"Before starting Little Big Markets we went through extensive talks with [the] council to ensure we are being fair to other retailers in the region.
"Markets add to retail trade rather than taking away from them because people come down to visit the area."
Mount market madness is also crossing the bridge. Rachelle has talked to Tauranga farmers' markets about possible joint ventures.
Over in Greerton Village, there is already a car boot sale every third weekend and a craft market on the last weekend of every month. Next up, Greerton Village's marketing manager, Victoria Thomas, is organising an artists' market on November 19.
"We are lucky to have a ready-made space, Greerton Village Square, begging to be used. It seems crazy not to fill it with art, music and heaps of people.
"The art market will be a trial to see if it becomes a regular event - we have markets coming from as far as Katikati."
Like Rachelle, Victoria feels markets are a boost to existing retailers.
"The artist market will complement the Greerton retail stores as well as the two well-established and existing markets."
Just in time for Christmas shopping.
To market we go

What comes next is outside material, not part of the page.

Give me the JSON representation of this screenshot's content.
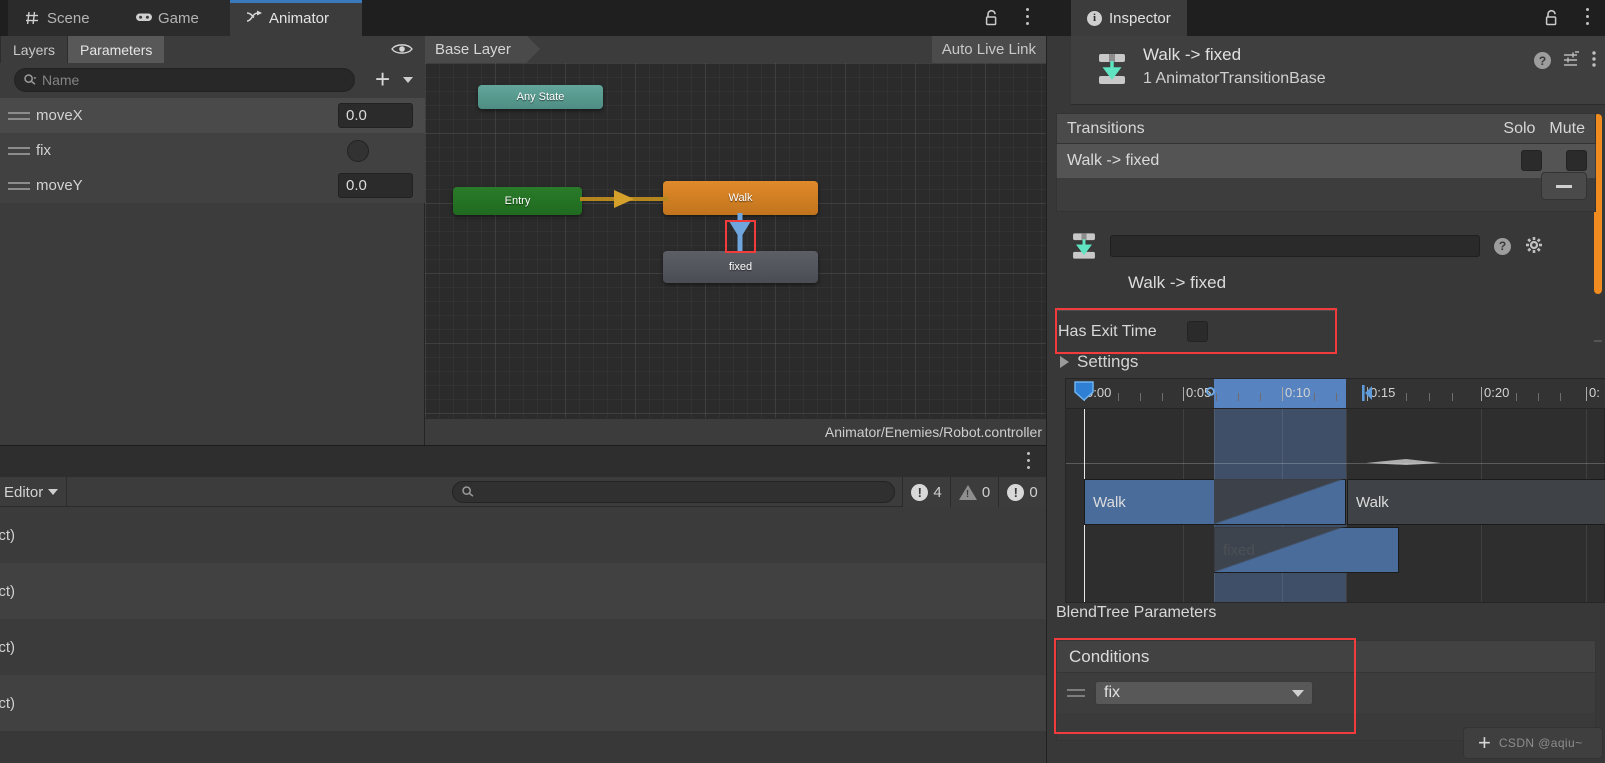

Arataki Market: 2nd Saturday, 9am-noon. St Mary's, Girven Rd. Craft stalls, cheeses, plants, fresh produce, sausage sizzle, Devonshire teas. ph Claire 575 3238.

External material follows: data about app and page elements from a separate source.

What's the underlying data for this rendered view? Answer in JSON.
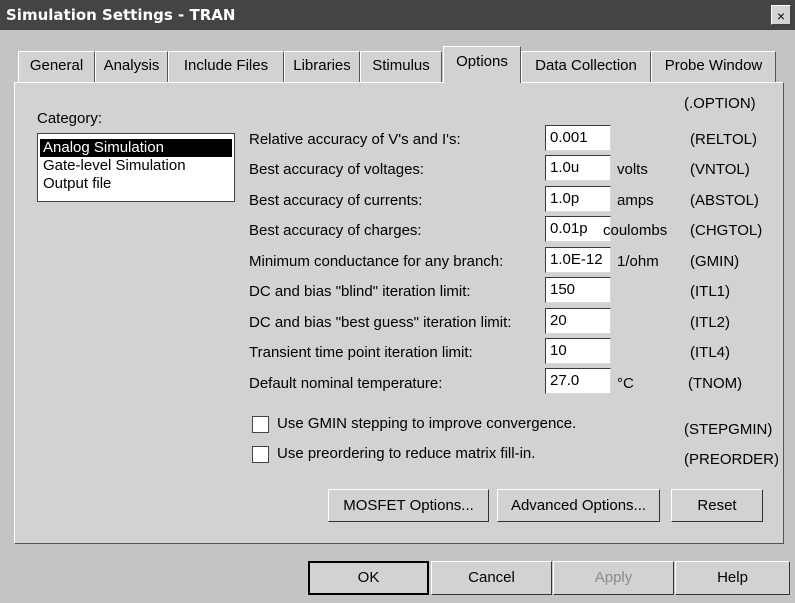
{
  "window": {
    "title": "Simulation Settings - TRAN",
    "close_label": "×"
  },
  "tabs": [
    {
      "label": "General"
    },
    {
      "label": "Analysis"
    },
    {
      "label": "Include Files"
    },
    {
      "label": "Libraries"
    },
    {
      "label": "Stimulus"
    },
    {
      "label": "Options",
      "active": true
    },
    {
      "label": "Data Collection"
    },
    {
      "label": "Probe Window"
    }
  ],
  "category": {
    "label": "Category:",
    "items": [
      "Analog Simulation",
      "Gate-level Simulation",
      "Output file"
    ],
    "selected": "Analog Simulation"
  },
  "option_header": "(.OPTION)",
  "options": [
    {
      "label": "Relative accuracy of V's and I's:",
      "value": "0.001",
      "unit": "",
      "code": "(RELTOL)"
    },
    {
      "label": "Best accuracy of voltages:",
      "value": "1.0u",
      "unit": "volts",
      "code": "(VNTOL)"
    },
    {
      "label": "Best accuracy of currents:",
      "value": "1.0p",
      "unit": "amps",
      "code": "(ABSTOL)"
    },
    {
      "label": "Best accuracy of charges:",
      "value": "0.01p",
      "unit": "coulombs",
      "code": "(CHGTOL)"
    },
    {
      "label": "Minimum conductance for any branch:",
      "value": "1.0E-12",
      "unit": "1/ohm",
      "code": "(GMIN)"
    },
    {
      "label": "DC and bias \"blind\" iteration limit:",
      "value": "150",
      "unit": "",
      "code": "(ITL1)"
    },
    {
      "label": "DC and bias \"best guess\" iteration limit:",
      "value": "20",
      "unit": "",
      "code": "(ITL2)"
    },
    {
      "label": "Transient time point iteration limit:",
      "value": "10",
      "unit": "",
      "code": "(ITL4)"
    },
    {
      "label": "Default nominal temperature:",
      "value": "27.0",
      "unit": "°C",
      "code": "(TNOM)"
    }
  ],
  "checkboxes": [
    {
      "label": "Use GMIN stepping to improve convergence.",
      "code": "(STEPGMIN)",
      "checked": false
    },
    {
      "label": "Use preordering to reduce matrix fill-in.",
      "code": "(PREORDER)",
      "checked": false
    }
  ],
  "panel_buttons": {
    "mosfet": "MOSFET Options...",
    "advanced": "Advanced Options...",
    "reset": "Reset"
  },
  "dialog_buttons": {
    "ok": "OK",
    "cancel": "Cancel",
    "apply": "Apply",
    "help": "Help"
  }
}
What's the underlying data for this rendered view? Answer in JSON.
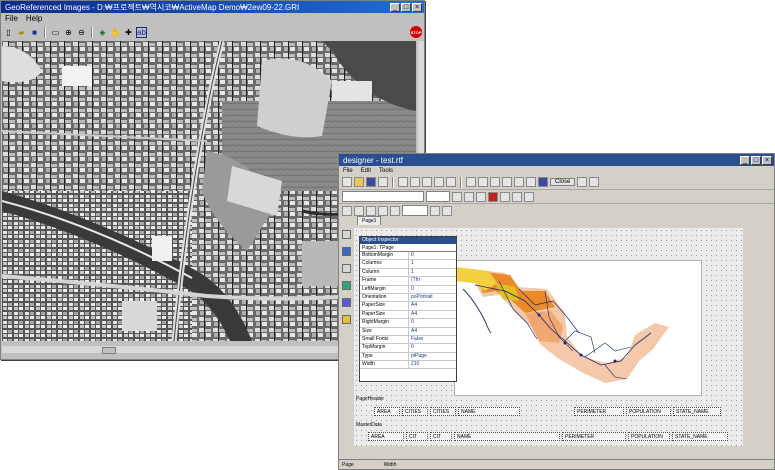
{
  "geo_window": {
    "title": "GeoReferenced Images - D:₩프로젝트₩역시코₩ActiveMap Demo₩2ew09-22.GRI",
    "menu": [
      "File",
      "Help"
    ],
    "toolbar_icons": [
      "new-icon",
      "open-icon",
      "save-icon",
      "print-icon",
      "zoom-in-icon",
      "zoom-out-icon",
      "identify-icon",
      "pan-hand-icon",
      "center-icon",
      "label-icon"
    ],
    "stop_label": "STOP",
    "title_buttons": [
      "_",
      "□",
      "×"
    ]
  },
  "designer_window": {
    "title": "designer - test.rtf",
    "menu": [
      "File",
      "Edit",
      "Tools"
    ],
    "toolbar_close_label": "Close",
    "tab_label": "Page1",
    "property_panel": {
      "title": "Object Inspector",
      "selected": "Page1: TPage",
      "rows": [
        {
          "key": "BottomMargin",
          "value": "0"
        },
        {
          "key": "Columns",
          "value": "1"
        },
        {
          "key": "Column",
          "value": "1"
        },
        {
          "key": "Frame",
          "value": "(Tfrr"
        },
        {
          "key": "LeftMargin",
          "value": "0"
        },
        {
          "key": "Orientation",
          "value": "poPortrait"
        },
        {
          "key": "PaperSize",
          "value": "A4"
        },
        {
          "key": "PaperSize",
          "value": "A4"
        },
        {
          "key": "RightMargin",
          "value": "0"
        },
        {
          "key": "Size",
          "value": "A4"
        },
        {
          "key": "Small Fonts",
          "value": "False"
        },
        {
          "key": "TopMargin",
          "value": "0"
        },
        {
          "key": "Type",
          "value": "ptPage"
        },
        {
          "key": "Width",
          "value": "210"
        }
      ]
    },
    "bands": [
      {
        "label": "PageHeader",
        "fields": [
          "AREA",
          "CITIES",
          "CITIES",
          "NAME",
          "PERIMETER",
          "POPULATION",
          "STATE_NAME"
        ]
      },
      {
        "label": "MasterData",
        "fields": [
          "AREA",
          "CIT",
          "CIT",
          "NAME",
          "PERIMETER",
          "POPULATION",
          "STATE_NAME"
        ]
      }
    ],
    "status": [
      "Page",
      "Width"
    ]
  }
}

Bethlehem Market: 1st & 3rd Sundays, 8am-noon. Bethlehem Town Centre. Art & crafts indoors. Ph 548 2977.
The Cargo Shed Indoor Art: Craft Market, 5 Dive Cres. Creative Weekends on the waterfront Sat and Sun 10am-4pm.

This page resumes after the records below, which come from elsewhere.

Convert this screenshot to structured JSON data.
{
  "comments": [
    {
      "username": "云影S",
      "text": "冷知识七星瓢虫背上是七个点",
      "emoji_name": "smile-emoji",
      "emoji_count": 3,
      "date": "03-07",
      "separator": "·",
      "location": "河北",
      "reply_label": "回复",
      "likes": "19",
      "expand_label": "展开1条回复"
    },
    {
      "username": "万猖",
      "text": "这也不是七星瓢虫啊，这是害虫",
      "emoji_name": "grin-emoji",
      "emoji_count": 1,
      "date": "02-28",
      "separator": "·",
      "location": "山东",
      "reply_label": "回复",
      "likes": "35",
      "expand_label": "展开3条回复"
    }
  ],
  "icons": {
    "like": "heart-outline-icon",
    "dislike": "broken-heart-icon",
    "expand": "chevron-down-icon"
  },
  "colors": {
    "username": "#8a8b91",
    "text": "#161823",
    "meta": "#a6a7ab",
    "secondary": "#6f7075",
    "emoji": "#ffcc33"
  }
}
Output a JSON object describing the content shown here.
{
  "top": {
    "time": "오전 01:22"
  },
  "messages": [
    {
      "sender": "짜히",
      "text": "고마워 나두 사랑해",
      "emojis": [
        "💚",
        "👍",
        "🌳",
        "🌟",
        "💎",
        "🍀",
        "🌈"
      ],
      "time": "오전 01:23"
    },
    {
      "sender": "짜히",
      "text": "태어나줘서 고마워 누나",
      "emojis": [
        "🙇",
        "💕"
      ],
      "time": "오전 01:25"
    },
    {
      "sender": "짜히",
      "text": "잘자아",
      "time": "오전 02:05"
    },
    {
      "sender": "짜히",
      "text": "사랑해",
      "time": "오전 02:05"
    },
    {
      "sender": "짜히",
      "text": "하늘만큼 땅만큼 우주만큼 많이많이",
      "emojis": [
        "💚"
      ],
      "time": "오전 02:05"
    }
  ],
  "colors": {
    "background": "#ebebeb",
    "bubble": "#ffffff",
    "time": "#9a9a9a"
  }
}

Farmers' Market: Saturdays, 7.45am-noon. Tauranga Primary School, 5th Ave. Local growers, farmers and artisan food producers selling direct to consumers. Ph 552 5278.
Greerton Car Boot Sale: 3rd Saturday of the month, Greerton Village School. 7.30am-noon - Greerton Community Patrols.
Greerton Hall: December 17, 8am-noon. Crafts, plants, produce, bric-a-brac. Ph Merv or Nancy 07 863 6697.
Greerton Artist Market: November 19, 9am- noon
Little Big Markets: Corner of Matai St and Maunganui Rd. Saturday, 9am-2pm November 5 and the first weekend on every month.
Mount Flea Market: Senior Citizens Club. 8am-12pm. Sunday, November 6 and every first and third Sunday of every month.
Mount Mainstreet Farmers' Market: Sundays 9am-1pm, Phoenix carpark. Home-grown/home-made. Ph 575 9911.
Otumoetai Market: 1st Saturday of every month, Otumoetai Primary School. Crafts, books, fruit and veges and much more. Ph Briar 576 6605.
Papamoa Community Produce Twilight Market: Every Thursday 4-7pm.
Tahatai Coast School, Evans Rd, Papamoa. Stalls $15. Fran and Aaron Cooper, ph 544 7179.